Your objective: Write every record out again exactly as given.

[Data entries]
= = = = =

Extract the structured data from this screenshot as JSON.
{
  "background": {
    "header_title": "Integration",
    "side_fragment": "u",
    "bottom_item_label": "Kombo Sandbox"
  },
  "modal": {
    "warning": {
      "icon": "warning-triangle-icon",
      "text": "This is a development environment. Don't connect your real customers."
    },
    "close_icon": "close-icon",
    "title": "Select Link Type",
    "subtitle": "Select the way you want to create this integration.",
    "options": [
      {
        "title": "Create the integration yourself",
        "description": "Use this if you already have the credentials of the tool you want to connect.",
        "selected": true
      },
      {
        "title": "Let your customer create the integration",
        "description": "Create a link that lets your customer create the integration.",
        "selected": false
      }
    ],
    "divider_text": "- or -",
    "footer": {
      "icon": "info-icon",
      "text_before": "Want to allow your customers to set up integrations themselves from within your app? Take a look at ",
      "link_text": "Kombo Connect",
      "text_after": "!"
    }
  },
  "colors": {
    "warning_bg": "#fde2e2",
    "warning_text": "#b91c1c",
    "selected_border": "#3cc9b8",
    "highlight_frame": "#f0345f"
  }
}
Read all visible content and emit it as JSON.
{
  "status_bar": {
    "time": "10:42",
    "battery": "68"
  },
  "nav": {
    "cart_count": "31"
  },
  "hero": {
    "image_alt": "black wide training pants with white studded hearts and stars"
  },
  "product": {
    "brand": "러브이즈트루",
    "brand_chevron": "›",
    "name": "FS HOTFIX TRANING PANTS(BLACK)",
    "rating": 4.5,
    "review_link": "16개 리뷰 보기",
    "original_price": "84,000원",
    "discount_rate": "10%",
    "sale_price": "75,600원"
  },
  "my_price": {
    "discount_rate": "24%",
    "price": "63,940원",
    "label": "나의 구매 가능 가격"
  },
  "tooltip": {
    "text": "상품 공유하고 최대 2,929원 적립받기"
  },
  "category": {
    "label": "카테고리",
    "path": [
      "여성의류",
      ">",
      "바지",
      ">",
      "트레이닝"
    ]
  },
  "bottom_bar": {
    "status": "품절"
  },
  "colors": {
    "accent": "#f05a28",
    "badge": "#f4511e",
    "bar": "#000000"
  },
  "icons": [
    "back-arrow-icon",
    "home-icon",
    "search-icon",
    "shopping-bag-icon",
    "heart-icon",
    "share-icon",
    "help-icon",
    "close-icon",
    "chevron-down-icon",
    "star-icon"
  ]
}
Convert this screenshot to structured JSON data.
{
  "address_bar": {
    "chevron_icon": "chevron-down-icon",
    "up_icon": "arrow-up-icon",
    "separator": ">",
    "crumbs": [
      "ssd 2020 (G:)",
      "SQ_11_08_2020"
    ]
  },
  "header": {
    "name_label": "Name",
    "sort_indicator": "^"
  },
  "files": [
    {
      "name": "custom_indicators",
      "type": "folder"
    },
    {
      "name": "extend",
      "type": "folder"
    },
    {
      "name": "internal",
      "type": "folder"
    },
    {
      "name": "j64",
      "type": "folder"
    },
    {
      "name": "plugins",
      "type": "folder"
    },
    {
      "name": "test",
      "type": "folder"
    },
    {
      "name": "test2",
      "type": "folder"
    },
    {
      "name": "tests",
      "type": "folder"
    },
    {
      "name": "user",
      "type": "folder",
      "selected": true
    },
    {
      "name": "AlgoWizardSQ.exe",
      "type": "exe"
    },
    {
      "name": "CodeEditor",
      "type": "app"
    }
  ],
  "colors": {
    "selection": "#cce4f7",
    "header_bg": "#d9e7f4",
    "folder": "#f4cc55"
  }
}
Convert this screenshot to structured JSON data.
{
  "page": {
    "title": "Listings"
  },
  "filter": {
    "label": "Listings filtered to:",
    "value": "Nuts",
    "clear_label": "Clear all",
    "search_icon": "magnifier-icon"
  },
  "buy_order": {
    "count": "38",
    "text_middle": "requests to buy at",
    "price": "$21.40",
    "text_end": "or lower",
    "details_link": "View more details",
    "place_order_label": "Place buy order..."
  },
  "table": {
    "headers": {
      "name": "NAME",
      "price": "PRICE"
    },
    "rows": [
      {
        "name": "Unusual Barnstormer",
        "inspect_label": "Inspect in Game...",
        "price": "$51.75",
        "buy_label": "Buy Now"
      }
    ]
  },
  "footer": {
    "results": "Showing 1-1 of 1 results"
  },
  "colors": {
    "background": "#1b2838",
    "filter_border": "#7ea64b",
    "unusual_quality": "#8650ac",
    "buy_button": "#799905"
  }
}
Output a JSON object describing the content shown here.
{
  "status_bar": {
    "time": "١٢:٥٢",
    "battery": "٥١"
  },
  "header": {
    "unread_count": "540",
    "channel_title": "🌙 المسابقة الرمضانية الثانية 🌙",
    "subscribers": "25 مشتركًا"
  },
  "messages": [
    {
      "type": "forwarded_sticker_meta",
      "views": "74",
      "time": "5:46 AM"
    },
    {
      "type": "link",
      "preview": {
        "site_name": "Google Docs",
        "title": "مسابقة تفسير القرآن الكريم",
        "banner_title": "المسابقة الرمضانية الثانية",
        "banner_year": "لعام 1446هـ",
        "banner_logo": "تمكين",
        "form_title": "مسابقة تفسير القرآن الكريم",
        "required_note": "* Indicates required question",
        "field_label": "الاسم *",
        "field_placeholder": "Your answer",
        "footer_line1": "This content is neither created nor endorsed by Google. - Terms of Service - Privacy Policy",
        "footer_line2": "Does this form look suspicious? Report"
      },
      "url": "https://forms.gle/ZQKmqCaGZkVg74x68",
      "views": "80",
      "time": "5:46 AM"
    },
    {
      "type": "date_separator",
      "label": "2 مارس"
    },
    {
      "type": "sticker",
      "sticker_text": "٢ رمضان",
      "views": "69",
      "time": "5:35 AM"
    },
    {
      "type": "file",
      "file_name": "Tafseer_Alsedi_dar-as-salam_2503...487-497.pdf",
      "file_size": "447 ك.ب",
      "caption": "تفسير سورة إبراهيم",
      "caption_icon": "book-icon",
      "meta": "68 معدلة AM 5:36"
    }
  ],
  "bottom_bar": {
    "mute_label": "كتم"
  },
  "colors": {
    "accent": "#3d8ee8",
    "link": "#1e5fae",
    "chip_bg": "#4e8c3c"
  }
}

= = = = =

Result below:
Extract the structured data from this screenshot as JSON.
{
  "background": {
    "header_title": "Integration",
    "side_fragment": "u",
    "bottom_item_label": "Kombo Sandbox"
  },
  "modal": {
    "warning": {
      "icon": "warning-triangle-icon",
      "text": "This is a development environment. Don't connect your real customers."
    },
    "close_icon": "close-icon",
    "title": "Select Link Type",
    "subtitle": "Select the way you want to create this integration.",
    "options": [
      {
        "title": "Create the integration yourself",
        "description": "Use this if you already have the credentials of the tool you want to connect.",
        "selected": true
      },
      {
        "title": "Let your customer create the integration",
        "description": "Create a link that lets your customer create the integration.",
        "selected": false
      }
    ],
    "divider_text": "- or -",
    "footer": {
      "icon": "info-icon",
      "text_before": "Want to allow your customers to set up integrations themselves from within your app? Take a look at ",
      "link_text": "Kombo Connect",
      "text_after": "!"
    }
  },
  "colors": {
    "warning_bg": "#fde2e2",
    "warning_text": "#b91c1c",
    "selected_border": "#3cc9b8",
    "highlight_frame": "#f0345f"
  }
}
Read all visible content and emit it as JSON.
{
  "status_bar": {
    "time": "10:42",
    "battery": "68"
  },
  "nav": {
    "cart_count": "31"
  },
  "hero": {
    "image_alt": "black wide training pants with white studded hearts and stars"
  },
  "product": {
    "brand": "러브이즈트루",
    "brand_chevron": "›",
    "name": "FS HOTFIX TRANING PANTS(BLACK)",
    "rating": 4.5,
    "review_link": "16개 리뷰 보기",
    "original_price": "84,000원",
    "discount_rate": "10%",
    "sale_price": "75,600원"
  },
  "my_price": {
    "discount_rate": "24%",
    "price": "63,940원",
    "label": "나의 구매 가능 가격"
  },
  "tooltip": {
    "text": "상품 공유하고 최대 2,929원 적립받기"
  },
  "category": {
    "label": "카테고리",
    "path": [
      "여성의류",
      ">",
      "바지",
      ">",
      "트레이닝"
    ]
  },
  "bottom_bar": {
    "status": "품절"
  },
  "colors": {
    "accent": "#f05a28",
    "badge": "#f4511e",
    "bar": "#000000"
  },
  "icons": [
    "back-arrow-icon",
    "home-icon",
    "search-icon",
    "shopping-bag-icon",
    "heart-icon",
    "share-icon",
    "help-icon",
    "close-icon",
    "chevron-down-icon",
    "star-icon"
  ]
}
Convert this screenshot to structured JSON data.
{
  "address_bar": {
    "chevron_icon": "chevron-down-icon",
    "up_icon": "arrow-up-icon",
    "separator": ">",
    "crumbs": [
      "ssd 2020 (G:)",
      "SQ_11_08_2020"
    ]
  },
  "header": {
    "name_label": "Name",
    "sort_indicator": "^"
  },
  "files": [
    {
      "name": "custom_indicators",
      "type": "folder"
    },
    {
      "name": "extend",
      "type": "folder"
    },
    {
      "name": "internal",
      "type": "folder"
    },
    {
      "name": "j64",
      "type": "folder"
    },
    {
      "name": "plugins",
      "type": "folder"
    },
    {
      "name": "test",
      "type": "folder"
    },
    {
      "name": "test2",
      "type": "folder"
    },
    {
      "name": "tests",
      "type": "folder"
    },
    {
      "name": "user",
      "type": "folder",
      "selected": true
    },
    {
      "name": "AlgoWizardSQ.exe",
      "type": "exe"
    },
    {
      "name": "CodeEditor",
      "type": "app"
    }
  ],
  "colors": {
    "selection": "#cce4f7",
    "header_bg": "#d9e7f4",
    "folder": "#f4cc55"
  }
}
Convert this screenshot to structured JSON data.
{
  "page": {
    "title": "Listings"
  },
  "filter": {
    "label": "Listings filtered to:",
    "value": "Nuts",
    "clear_label": "Clear all",
    "search_icon": "magnifier-icon"
  },
  "buy_order": {
    "count": "38",
    "text_middle": "requests to buy at",
    "price": "$21.40",
    "text_end": "or lower",
    "details_link": "View more details",
    "place_order_label": "Place buy order..."
  },
  "table": {
    "headers": {
      "name": "NAME",
      "price": "PRICE"
    },
    "rows": [
      {
        "name": "Unusual Barnstormer",
        "inspect_label": "Inspect in Game...",
        "price": "$51.75",
        "buy_label": "Buy Now"
      }
    ]
  },
  "footer": {
    "results": "Showing 1-1 of 1 results"
  },
  "colors": {
    "background": "#1b2838",
    "filter_border": "#7ea64b",
    "unusual_quality": "#8650ac",
    "buy_button": "#799905"
  }
}
Output a JSON object describing the content shown here.
{
  "status_bar": {
    "time": "١٢:٥٢",
    "battery": "٥١"
  },
  "header": {
    "unread_count": "540",
    "channel_title": "🌙 المسابقة الرمضانية الثانية 🌙",
    "subscribers": "25 مشتركًا"
  },
  "messages": [
    {
      "type": "forwarded_sticker_meta",
      "views": "74",
      "time": "5:46 AM"
    },
    {
      "type": "link",
      "preview": {
        "site_name": "Google Docs",
        "title": "مسابقة تفسير القرآن الكريم",
        "banner_title": "المسابقة الرمضانية الثانية",
        "banner_year": "لعام 1446هـ",
        "banner_logo": "تمكين",
        "form_title": "مسابقة تفسير القرآن الكريم",
        "required_note": "* Indicates required question",
        "field_label": "الاسم *",
        "field_placeholder": "Your answer",
        "footer_line1": "This content is neither created nor endorsed by Google. - Terms of Service - Privacy Policy",
        "footer_line2": "Does this form look suspicious? Report"
      },
      "url": "https://forms.gle/ZQKmqCaGZkVg74x68",
      "views": "80",
      "time": "5:46 AM"
    },
    {
      "type": "date_separator",
      "label": "2 مارس"
    },
    {
      "type": "sticker",
      "sticker_text": "٢ رمضان",
      "views": "69",
      "time": "5:35 AM"
    },
    {
      "type": "file",
      "file_name": "Tafseer_Alsedi_dar-as-salam_2503...487-497.pdf",
      "file_size": "447 ك.ب",
      "caption": "تفسير سورة إبراهيم",
      "caption_icon": "book-icon",
      "meta": "68 معدلة AM 5:36"
    }
  ],
  "bottom_bar": {
    "mute_label": "كتم"
  },
  "colors": {
    "accent": "#3d8ee8",
    "link": "#1e5fae",
    "chip_bg": "#4e8c3c"
  }
}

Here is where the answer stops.